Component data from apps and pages
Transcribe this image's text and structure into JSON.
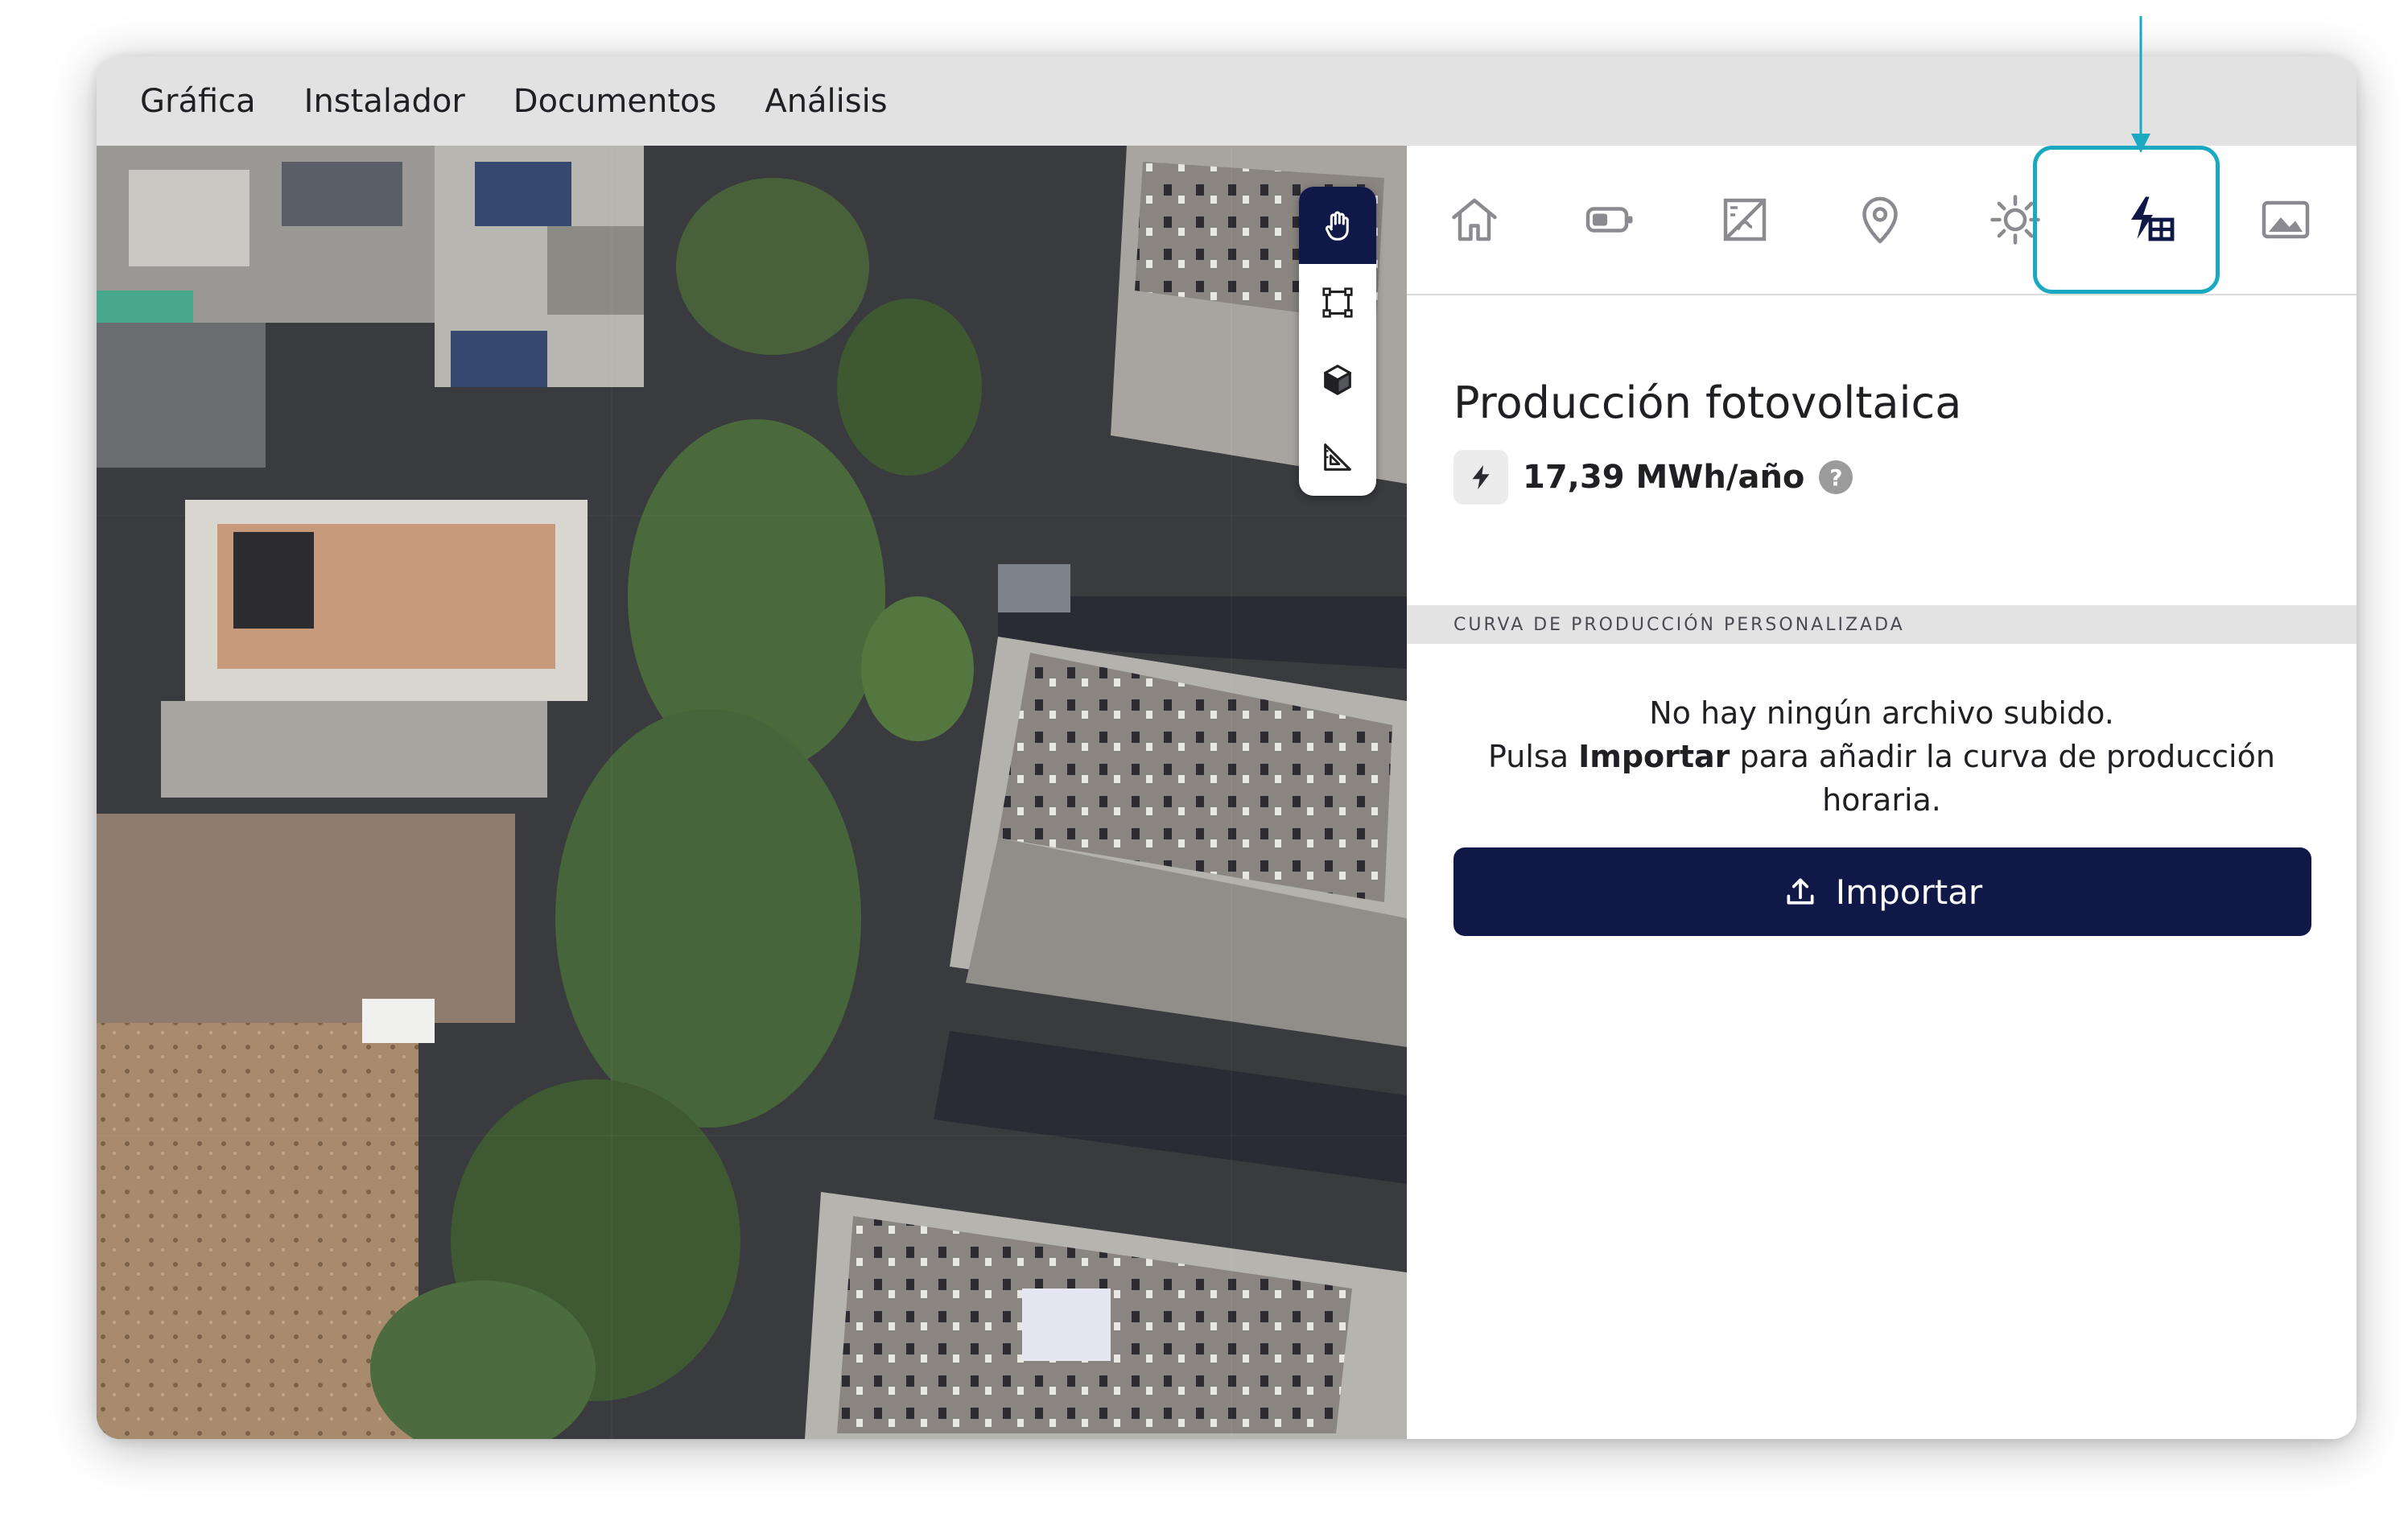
{
  "menubar": {
    "items": [
      "Gráfica",
      "Instalador",
      "Documentos",
      "Análisis"
    ]
  },
  "map": {
    "tools": [
      {
        "name": "hand-icon",
        "active": true
      },
      {
        "name": "polygon-select-icon",
        "active": false
      },
      {
        "name": "cube-icon",
        "active": false
      },
      {
        "name": "set-square-icon",
        "active": false
      }
    ]
  },
  "tabs": [
    {
      "icon": "home-icon"
    },
    {
      "icon": "battery-icon"
    },
    {
      "icon": "solar-panel-icon"
    },
    {
      "icon": "location-pin-icon"
    },
    {
      "icon": "sun-icon"
    },
    {
      "icon": "pv-production-icon",
      "selected": true
    },
    {
      "icon": "image-icon"
    }
  ],
  "panel": {
    "title": "Producción fotovoltaica",
    "energy": {
      "value": "17,39 MWh/año",
      "help": "?"
    },
    "section_header": "CURVA DE PRODUCCIÓN PERSONALIZADA",
    "empty_message": {
      "line1": "No hay ningún archivo subido.",
      "pre": "Pulsa ",
      "emphasis": "Importar",
      "post": " para añadir la curva de producción horaria."
    },
    "import_button": "Importar"
  },
  "colors": {
    "primary": "#101848",
    "highlight": "#1aa9c1",
    "menubar": "#e2e2e2",
    "section": "#e3e3e3"
  }
}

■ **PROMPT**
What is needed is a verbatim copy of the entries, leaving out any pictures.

■ **COMPLETED TASK**
Transcribe this image's text and structure into JSON.
{
  "menubar": {
    "items": [
      "Gráfica",
      "Instalador",
      "Documentos",
      "Análisis"
    ]
  },
  "map": {
    "tools": [
      {
        "name": "hand-icon",
        "active": true
      },
      {
        "name": "polygon-select-icon",
        "active": false
      },
      {
        "name": "cube-icon",
        "active": false
      },
      {
        "name": "set-square-icon",
        "active": false
      }
    ]
  },
  "tabs": [
    {
      "icon": "home-icon"
    },
    {
      "icon": "battery-icon"
    },
    {
      "icon": "solar-panel-icon"
    },
    {
      "icon": "location-pin-icon"
    },
    {
      "icon": "sun-icon"
    },
    {
      "icon": "pv-production-icon",
      "selected": true
    },
    {
      "icon": "image-icon"
    }
  ],
  "panel": {
    "title": "Producción fotovoltaica",
    "energy": {
      "value": "17,39 MWh/año",
      "help": "?"
    },
    "section_header": "CURVA DE PRODUCCIÓN PERSONALIZADA",
    "empty_message": {
      "line1": "No hay ningún archivo subido.",
      "pre": "Pulsa ",
      "emphasis": "Importar",
      "post": " para añadir la curva de producción horaria."
    },
    "import_button": "Importar"
  },
  "colors": {
    "primary": "#101848",
    "highlight": "#1aa9c1",
    "menubar": "#e2e2e2",
    "section": "#e3e3e3"
  }
}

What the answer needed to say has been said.